### + IYI + Izll/2)

~*d(O, *

*(x, y, z»)*~

*C'*

### (Ixl + Iyl + Izll/2).

^{(15) }

On the set

### Ixl + Iyl + Izll/2

^{= }1 the function

*d(O, *

*(x, y, z»)*is positive and finite. Since the set is compact and

*d is continuous on JR3, there exists*positive, finite constants

*C, C'*such that

*C*~

*d(O, *

*(x, y, z»)*

### <

*C'*for

### Ixl + Iyl + Izll/2 =

1. Using dilations, we get (15).It follows that balls *B(O, *e) look roughly like
[-e, e]X [-e,e] x [_e2, e2].

26 ANDRE BELLAlCHE § 3

**Exact distance estimates. **We can give precise bounds for d. First, from
the formula

for *z *~ 0, and from a similar formula for *z *~ 0, one constructs a
concate-nation of integral curves of Xl and X*2 *of total length

### Ixl + Iyl + 4Izll/2,

leading from the origin to *(x, y, z). *This gives an upper bound for *d. *To
get a lower bound, we observe that finite length paths starting at the
origin are obtained by integrating the system

*p *

^{= }

*UI(t)XI*

### +

*U2(t)X2,*

*p(O)*

### =

0, that is,Integrating gives

{

*x(O) *

### =

0*y(O)*

### =

0*z(O)*

### =

O.*x(T) *

### = *lT *

*UI(t) dt, y(T)*

### = *lT *

*U2(t) dt, z(T)*

### = *IT(lt *

*UI(T) dT )U2(t) dt.*

If we choose controls such that *UI(t)2+ U2 (t)2 *= 1, we obtain the estimates

### Ix(T)1

^{~ }

^{T, }### ly(T)1

^{~ }

^{T, }### Iz(T)1

^{~ }

^{T2 }Since *d(O, p) *is the infimum of *T *such that there exists a path with velocity
1, parameterized by [0, Tj, *and joining 0 to p, it follows that *

### Ixl

~d(O,(x,y,z)),### Iyl

~d(O,(x,y,z)),### Izl

~d(0,(x,y,z))2.Summing up, we obtain

### Hlxl + Iyl + Izll/2)

~*d(O,(x,y,z))*~

### 4(lxl + IYI + IzII/2).

^{(16) }

Observe that, because of group invariance, all points of *H3 play the *
same role.
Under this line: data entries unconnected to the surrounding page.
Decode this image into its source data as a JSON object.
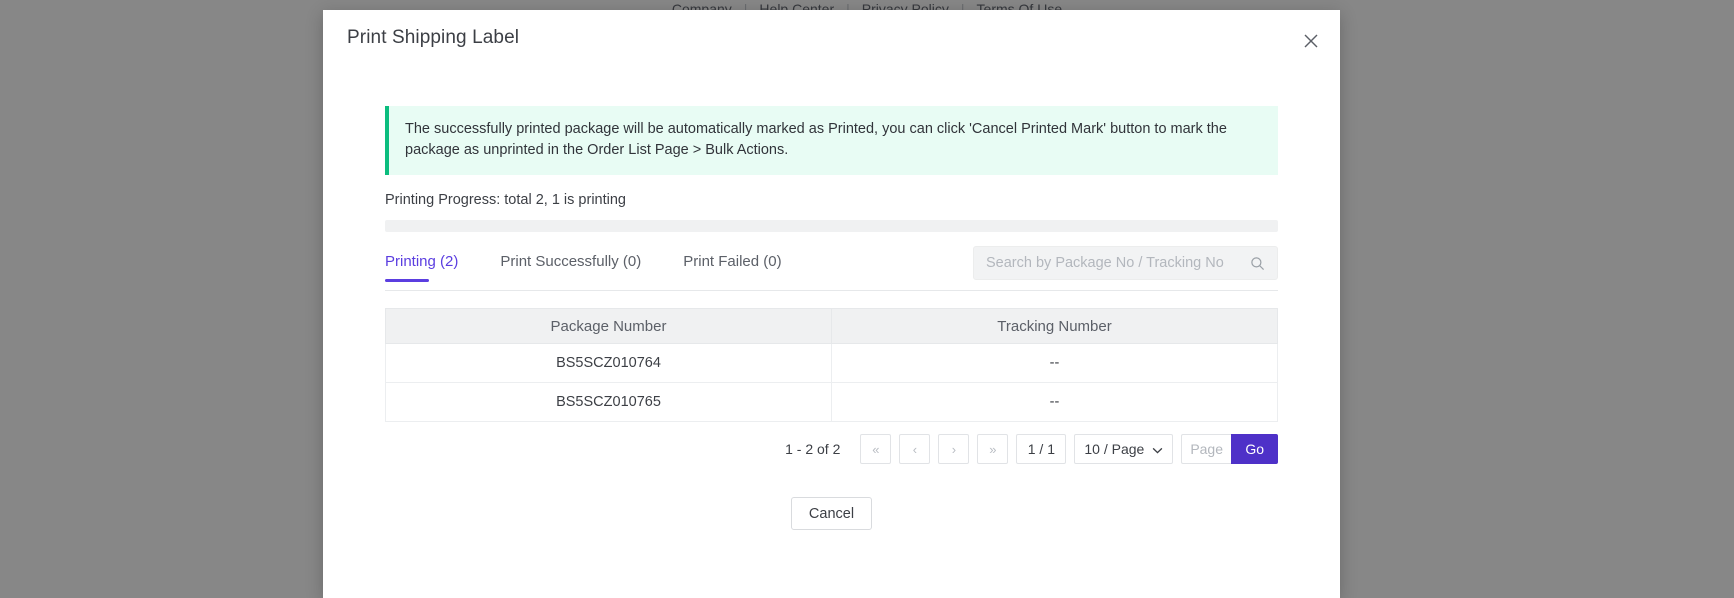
{
  "background_page": {
    "footer_links": [
      "Company",
      "Help Center",
      "Privacy Policy",
      "Terms Of Use"
    ],
    "separator": "|"
  },
  "modal": {
    "title": "Print Shipping Label",
    "close_icon": "close-icon",
    "alert": {
      "text": "The successfully printed package will be automatically marked as Printed, you can click 'Cancel Printed Mark' button to mark the package as unprinted in the Order List Page > Bulk Actions.",
      "accent_color": "#0bbd7e",
      "background_color": "#e8fcf4"
    },
    "progress": {
      "label": "Printing Progress: total 2, 1 is printing",
      "percent": 0,
      "track_color": "#f0f1f2"
    },
    "tabs": [
      {
        "label": "Printing (2)",
        "active": true
      },
      {
        "label": "Print Successfully (0)",
        "active": false
      },
      {
        "label": "Print Failed (0)",
        "active": false
      }
    ],
    "active_tab_color": "#5b3ee0",
    "search": {
      "placeholder": "Search by Package No / Tracking No",
      "value": "",
      "icon": "search-icon"
    },
    "table": {
      "columns": [
        "Package Number",
        "Tracking Number"
      ],
      "rows": [
        {
          "package_number": "BS5SCZ010764",
          "tracking_number": "--"
        },
        {
          "package_number": "BS5SCZ010765",
          "tracking_number": "--"
        }
      ]
    },
    "pagination": {
      "range_text": "1 - 2 of 2",
      "first_icon": "«",
      "prev_icon": "‹",
      "next_icon": "›",
      "last_icon": "»",
      "page_indicator": "1 / 1",
      "page_size": "10 / Page",
      "page_input_placeholder": "Page",
      "page_input_value": "",
      "go_label": "Go",
      "go_color": "#4e31c8"
    },
    "cancel_label": "Cancel"
  }
}
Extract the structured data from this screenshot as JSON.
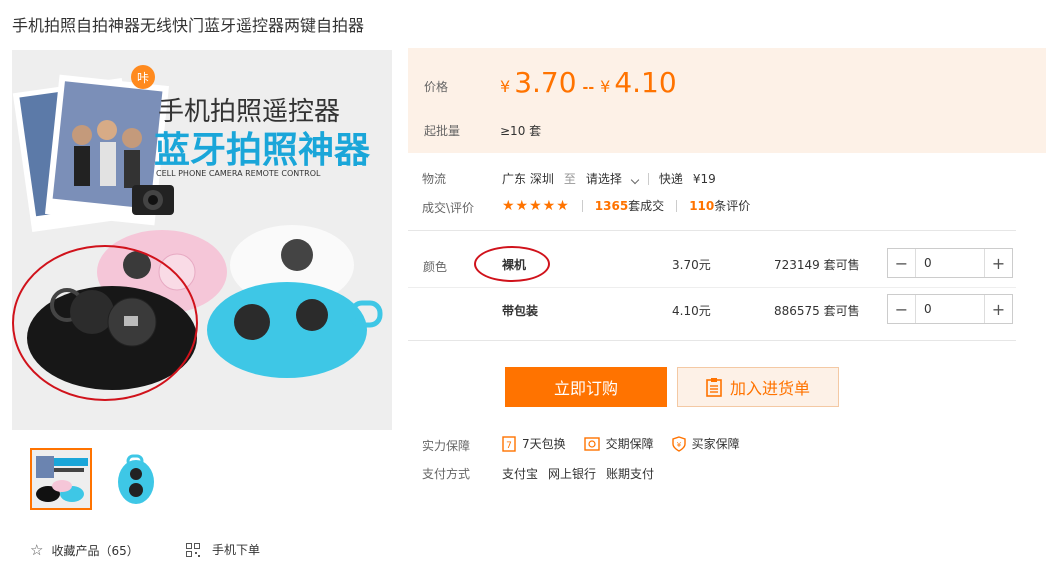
{
  "product": {
    "title": "手机拍照自拍神器无线快门蓝牙遥控器两键自拍器"
  },
  "gallery": {
    "banner_line1": "手机拍照遥控器",
    "banner_line2": "蓝牙拍照神器",
    "banner_caption": "CELL PHONE CAMERA REMOTE CONTROL",
    "banner_tag": "咔",
    "thumbnails": [
      "thumb-banner",
      "thumb-blue-remote"
    ],
    "favorite_label": "收藏产品（65）",
    "mobile_order_label": "手机下单"
  },
  "price": {
    "label": "价格",
    "currency": "¥",
    "low": "3.70",
    "separator": "--",
    "high": "4.10",
    "moq_label": "起批量",
    "moq_value": "≥10 套"
  },
  "logistics": {
    "label": "物流",
    "origin": "广东 深圳",
    "to": "至",
    "destination": "请选择",
    "method": "快递",
    "fee": "¥19"
  },
  "rating": {
    "label": "成交\\评价",
    "stars": "★★★★★",
    "deals_count": "1365",
    "deals_suffix": "套成交",
    "reviews_count": "110",
    "reviews_suffix": "条评价"
  },
  "sku": {
    "label": "颜色",
    "rows": [
      {
        "name": "裸机",
        "price": "3.70元",
        "stock": "723149 套可售",
        "qty": "0"
      },
      {
        "name": "带包装",
        "price": "4.10元",
        "stock": "886575 套可售",
        "qty": "0"
      }
    ]
  },
  "actions": {
    "buy_now": "立即订购",
    "add_to_cart": "加入进货单"
  },
  "guarantee": {
    "label": "实力保障",
    "items": [
      "7天包换",
      "交期保障",
      "买家保障"
    ]
  },
  "payment": {
    "label": "支付方式",
    "items": [
      "支付宝",
      "网上银行",
      "账期支付"
    ]
  },
  "colors": {
    "accent": "#ff7300",
    "price_bg": "#fdf1e7",
    "annotation_red": "#d0121b"
  }
}
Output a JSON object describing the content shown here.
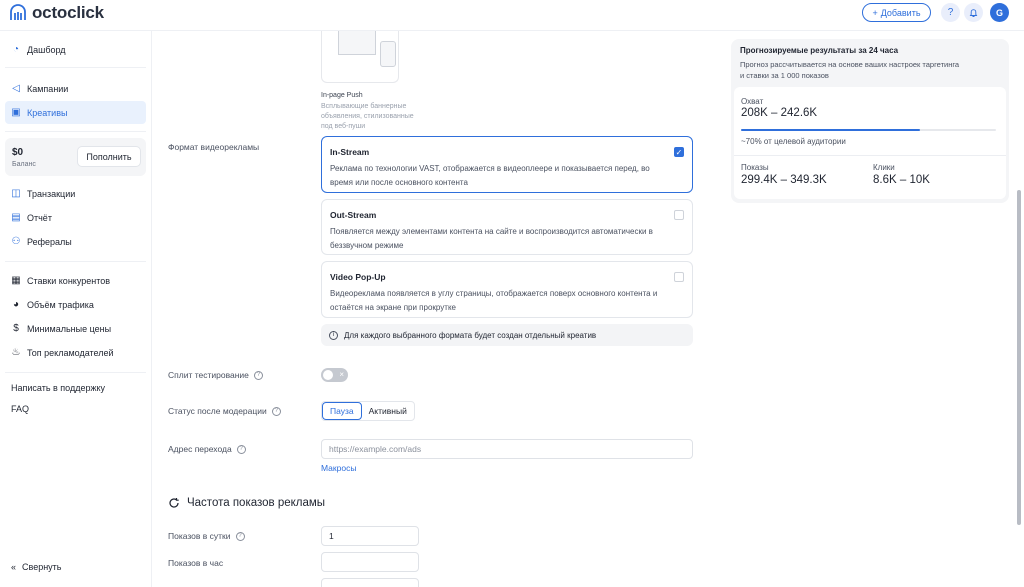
{
  "header": {
    "logo_text": "octoclick",
    "add_label": "Добавить",
    "avatar_letter": "G"
  },
  "sidebar": {
    "items": [
      {
        "label": "Дашборд",
        "icon": "chart-pie-icon"
      },
      {
        "label": "Кампании",
        "icon": "megaphone-icon"
      },
      {
        "label": "Креативы",
        "icon": "image-icon",
        "active": true
      },
      {
        "label": "Транзакции",
        "icon": "wallet-icon"
      },
      {
        "label": "Отчёт",
        "icon": "document-icon"
      },
      {
        "label": "Рефералы",
        "icon": "users-icon"
      },
      {
        "label": "Ставки конкурентов",
        "icon": "table-icon"
      },
      {
        "label": "Объём трафика",
        "icon": "pie-icon"
      },
      {
        "label": "Минимальные цены",
        "icon": "dollar-icon"
      },
      {
        "label": "Топ рекламодателей",
        "icon": "fire-icon"
      }
    ],
    "balance_amount": "$0",
    "balance_label": "Баланс",
    "topup_label": "Пополнить",
    "support_label": "Написать в поддержку",
    "faq_label": "FAQ",
    "collapse_label": "Свернуть"
  },
  "main": {
    "thumb_title": "In-page Push",
    "thumb_desc": "Всплывающие баннерные объявления, стилизованные под веб-пуши",
    "format_label": "Формат видеорекламы",
    "formats": [
      {
        "title": "In-Stream",
        "desc": "Реклама по технологии VAST, отображается в видеоплеере и показывается перед, во время или после основного контента",
        "checked": true
      },
      {
        "title": "Out-Stream",
        "desc": "Появляется между элементами контента на сайте и воспроизводится автоматически в беззвучном режиме",
        "checked": false
      },
      {
        "title": "Video Pop-Up",
        "desc": "Видеореклама появляется в углу страницы, отображается поверх основного контента и остаётся на экране при прокрутке",
        "checked": false
      }
    ],
    "format_note": "Для каждого выбранного формата будет создан отдельный креатив",
    "split_label": "Сплит тестирование",
    "status_label": "Статус после модерации",
    "status_options": [
      "Пауза",
      "Активный"
    ],
    "url_label": "Адрес перехода",
    "url_placeholder": "https://example.com/ads",
    "macros_label": "Макросы",
    "freq_title": "Частота показов рекламы",
    "per_day_label": "Показов в сутки",
    "per_day_value": "1",
    "per_hour_label": "Показов в час"
  },
  "forecast": {
    "title": "Прогнозируемые результаты за 24 часа",
    "subtitle": "Прогноз рассчитывается на основе ваших настроек таргетинга и ставки за 1 000 показов",
    "reach_label": "Охват",
    "reach_value": "208K – 242.6K",
    "reach_fraction": 0.7,
    "reach_note": "~70% от целевой аудитории",
    "impressions_label": "Показы",
    "impressions_value": "299.4K – 349.3K",
    "clicks_label": "Клики",
    "clicks_value": "8.6K – 10K"
  },
  "colors": {
    "accent": "#2f6fdb"
  }
}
So, every point of H3 is the center of a I-parameter group of
dilations. Estimates similar to (16) hold for

*d( *

*(x, y, z), (x', y', Zl)).*See §7, Eq. (52).

**3.3. The Heisenberg group using exponential coordinates **